Element data from apps and pages
------------------------------

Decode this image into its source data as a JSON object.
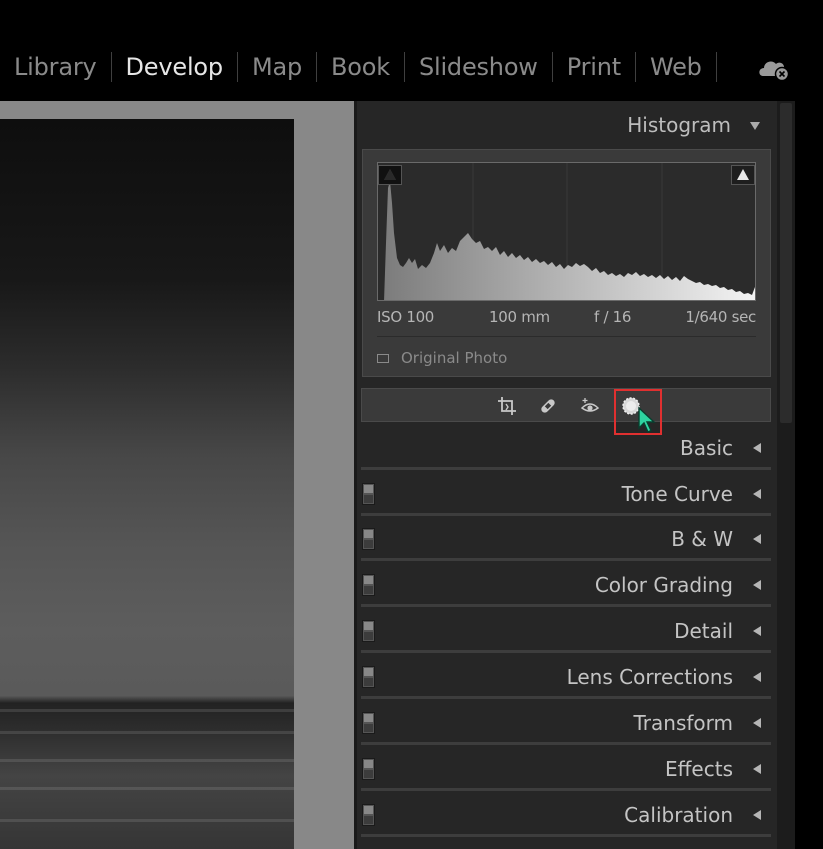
{
  "modules": {
    "items": [
      {
        "label": "Library",
        "active": false
      },
      {
        "label": "Develop",
        "active": true
      },
      {
        "label": "Map",
        "active": false
      },
      {
        "label": "Book",
        "active": false
      },
      {
        "label": "Slideshow",
        "active": false
      },
      {
        "label": "Print",
        "active": false
      },
      {
        "label": "Web",
        "active": false
      }
    ],
    "cloud_icon": "cloud-sync-error-icon"
  },
  "histogram": {
    "title": "Histogram",
    "exif": {
      "iso": "ISO 100",
      "focal_length": "100 mm",
      "aperture": "f / 16",
      "shutter": "1/640 sec"
    },
    "original_photo_label": "Original Photo"
  },
  "tools": [
    {
      "name": "crop-icon"
    },
    {
      "name": "healing-icon"
    },
    {
      "name": "red-eye-icon"
    },
    {
      "name": "masking-icon"
    }
  ],
  "sections": {
    "basic": "Basic",
    "tone_curve": "Tone Curve",
    "bw": "B & W",
    "color_grading": "Color Grading",
    "detail": "Detail",
    "lens_corrections": "Lens Corrections",
    "transform": "Transform",
    "effects": "Effects",
    "calibration": "Calibration"
  },
  "colors": {
    "panel_bg": "#262626",
    "highlight_border": "#e03030",
    "cursor": "#2ed3a0"
  }
}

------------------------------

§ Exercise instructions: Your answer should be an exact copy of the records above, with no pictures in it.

§ Solution:
Decode this image into its source data as a JSON object.
{
  "modules": {
    "items": [
      {
        "label": "Library",
        "active": false
      },
      {
        "label": "Develop",
        "active": true
      },
      {
        "label": "Map",
        "active": false
      },
      {
        "label": "Book",
        "active": false
      },
      {
        "label": "Slideshow",
        "active": false
      },
      {
        "label": "Print",
        "active": false
      },
      {
        "label": "Web",
        "active": false
      }
    ],
    "cloud_icon": "cloud-sync-error-icon"
  },
  "histogram": {
    "title": "Histogram",
    "exif": {
      "iso": "ISO 100",
      "focal_length": "100 mm",
      "aperture": "f / 16",
      "shutter": "1/640 sec"
    },
    "original_photo_label": "Original Photo"
  },
  "tools": [
    {
      "name": "crop-icon"
    },
    {
      "name": "healing-icon"
    },
    {
      "name": "red-eye-icon"
    },
    {
      "name": "masking-icon"
    }
  ],
  "sections": {
    "basic": "Basic",
    "tone_curve": "Tone Curve",
    "bw": "B & W",
    "color_grading": "Color Grading",
    "detail": "Detail",
    "lens_corrections": "Lens Corrections",
    "transform": "Transform",
    "effects": "Effects",
    "calibration": "Calibration"
  },
  "colors": {
    "panel_bg": "#262626",
    "highlight_border": "#e03030",
    "cursor": "#2ed3a0"
  }
}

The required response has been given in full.